As the magistrate judge correctly noted, a treating physician's opinion of disability is ordinarily entitled to significant weight - and even controlling weight if it is adequately supported by objective findings and not contradicted by other evidence in the record. See, e.g., Engebrecht, 572 F.Appx. at 400. In the present case, the ALJ was entitled to discount Dr. Lis-Planells' opinion because it is a legal conclusion, not a medical opinion concerning restrictions on plaintiff's ability to do such things and sit, stand, walk, lift and carry. See id. at 399. Further, the ALJ was entitled to discount both opinions because they were contradicted by many other objective findings suggesting that plaintiff's pain is not of disabling severity. For example, repeated MRI and CT scans of plaintiff's spine have shown the lack of any nerve root compression; notes in plaintiff's medical records have indicted improvement in her back and leg pain; the reflexes and muscle strength in plaintiff's legs, and her gait and stance, have been repeatedly observed to be normal; and x-rays of plaintiff's lumbar spine show her spinal fusion at L5-S1 to be solid.
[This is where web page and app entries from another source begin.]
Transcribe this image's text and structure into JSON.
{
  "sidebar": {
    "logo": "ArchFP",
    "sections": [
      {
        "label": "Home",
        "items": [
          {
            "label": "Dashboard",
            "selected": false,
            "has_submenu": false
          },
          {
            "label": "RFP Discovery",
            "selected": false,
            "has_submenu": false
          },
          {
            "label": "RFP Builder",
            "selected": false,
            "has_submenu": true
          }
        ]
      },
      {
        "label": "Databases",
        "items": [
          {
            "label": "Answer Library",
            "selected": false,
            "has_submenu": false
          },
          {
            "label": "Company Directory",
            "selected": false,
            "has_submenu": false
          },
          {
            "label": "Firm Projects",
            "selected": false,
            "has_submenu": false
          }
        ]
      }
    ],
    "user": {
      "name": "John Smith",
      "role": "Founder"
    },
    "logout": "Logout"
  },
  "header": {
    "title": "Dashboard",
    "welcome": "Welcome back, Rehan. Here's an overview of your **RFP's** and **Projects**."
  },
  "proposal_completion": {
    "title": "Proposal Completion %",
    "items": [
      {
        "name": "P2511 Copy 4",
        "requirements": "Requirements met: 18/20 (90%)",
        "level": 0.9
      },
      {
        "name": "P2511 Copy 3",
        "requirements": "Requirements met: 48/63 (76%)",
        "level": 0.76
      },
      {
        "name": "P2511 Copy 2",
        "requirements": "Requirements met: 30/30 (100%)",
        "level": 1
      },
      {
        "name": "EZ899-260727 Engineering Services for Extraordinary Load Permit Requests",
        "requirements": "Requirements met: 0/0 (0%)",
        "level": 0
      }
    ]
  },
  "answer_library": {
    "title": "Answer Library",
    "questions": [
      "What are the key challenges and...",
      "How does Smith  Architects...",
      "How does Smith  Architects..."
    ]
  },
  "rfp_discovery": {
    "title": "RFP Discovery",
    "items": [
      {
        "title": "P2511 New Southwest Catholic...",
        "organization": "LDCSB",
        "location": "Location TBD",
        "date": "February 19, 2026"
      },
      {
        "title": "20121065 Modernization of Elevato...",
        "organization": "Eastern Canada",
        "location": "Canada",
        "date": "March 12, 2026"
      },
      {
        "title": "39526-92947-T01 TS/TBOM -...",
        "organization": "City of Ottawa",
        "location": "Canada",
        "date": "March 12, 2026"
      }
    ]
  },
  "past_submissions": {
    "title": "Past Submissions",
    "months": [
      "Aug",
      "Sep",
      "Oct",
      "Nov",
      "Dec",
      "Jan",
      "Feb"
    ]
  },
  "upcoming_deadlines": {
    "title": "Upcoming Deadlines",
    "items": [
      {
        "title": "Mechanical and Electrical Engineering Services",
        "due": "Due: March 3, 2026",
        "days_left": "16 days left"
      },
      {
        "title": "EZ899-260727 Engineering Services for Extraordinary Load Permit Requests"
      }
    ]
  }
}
In August 2011 Dr. Larry Jennings, a physician at the same practice as Dr. Lis-Plannels, examined plaintiff, noted that her back pain was "well controlled with current medication, " and advised her to "avoid repetitive bending" and to lift no more than 30 pounds (Tr. 768). These findings contradict those of Drs. Lis-Plannels and Dadivas and entitled the ALJ to discount their opinions of disability. Dr. Dadivas' opinion is further weakened by the fact that he imposed restrictions on plaintiff's ability to use her hands, fingers, and arms, although these restrictions are not supported by any medical findings and plaintiff herself has never claimed any such restrictions.
Finally, as to plaintiff's claimed need to use a cane, the only evidence she cites in support of this restriction is her own hearing testimony at Tr. 41 ("Yes, I use my cane. I generally don't have to use it in the house. I generally use my cane for shopping when I'm going to be gone walking a lot"). She points to no other evidence of record to support her need to use a cane. The ALJ was not required to accept this testimony. In 2010 Dr. Dadivas, in assessing plaintiff's musculo-skeletal system, noted "normal strength, [no] joint deformity, " and he did not check the box asking if "an ambulatory aid is medically required" (Tr. 740). In August 2011 Dr. Jennings, in evaluating plaintiff's gait, indicated that she walked without difficulty (Tr. 768). On this record, the ALJ was not required to find that plaintiff's ability to work is limited by her need to use a cane.
For these reasons, the Court concludes that defendant's decision in this matter is supported by substantial evidence and that plaintiff's objections to the magistrate judge's R&R are without merit. Accordingly,
IT IS ORDERED that Magistrate Judge Morris' R&R is hereby accepted and adopted as the findings ...